Activity: What is the count of lines in the data that hold the string "public"? State the number alone.

Working data:
=-=-=-=-=
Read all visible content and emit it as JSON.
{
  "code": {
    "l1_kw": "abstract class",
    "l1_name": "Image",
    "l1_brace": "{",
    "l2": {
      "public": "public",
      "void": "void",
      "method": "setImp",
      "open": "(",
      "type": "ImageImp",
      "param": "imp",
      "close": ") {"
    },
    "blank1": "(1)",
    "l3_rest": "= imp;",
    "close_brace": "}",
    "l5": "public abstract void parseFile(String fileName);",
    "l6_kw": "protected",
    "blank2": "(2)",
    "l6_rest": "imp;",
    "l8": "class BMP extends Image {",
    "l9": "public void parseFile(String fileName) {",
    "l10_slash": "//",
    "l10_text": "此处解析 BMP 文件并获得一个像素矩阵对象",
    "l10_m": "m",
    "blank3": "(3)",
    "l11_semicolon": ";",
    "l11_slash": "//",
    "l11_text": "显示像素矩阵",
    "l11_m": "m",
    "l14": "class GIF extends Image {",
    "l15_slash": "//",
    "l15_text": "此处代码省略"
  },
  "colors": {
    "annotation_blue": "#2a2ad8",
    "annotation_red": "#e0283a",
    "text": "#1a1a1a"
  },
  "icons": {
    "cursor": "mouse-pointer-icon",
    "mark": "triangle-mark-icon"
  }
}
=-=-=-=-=
Exercise solution: 3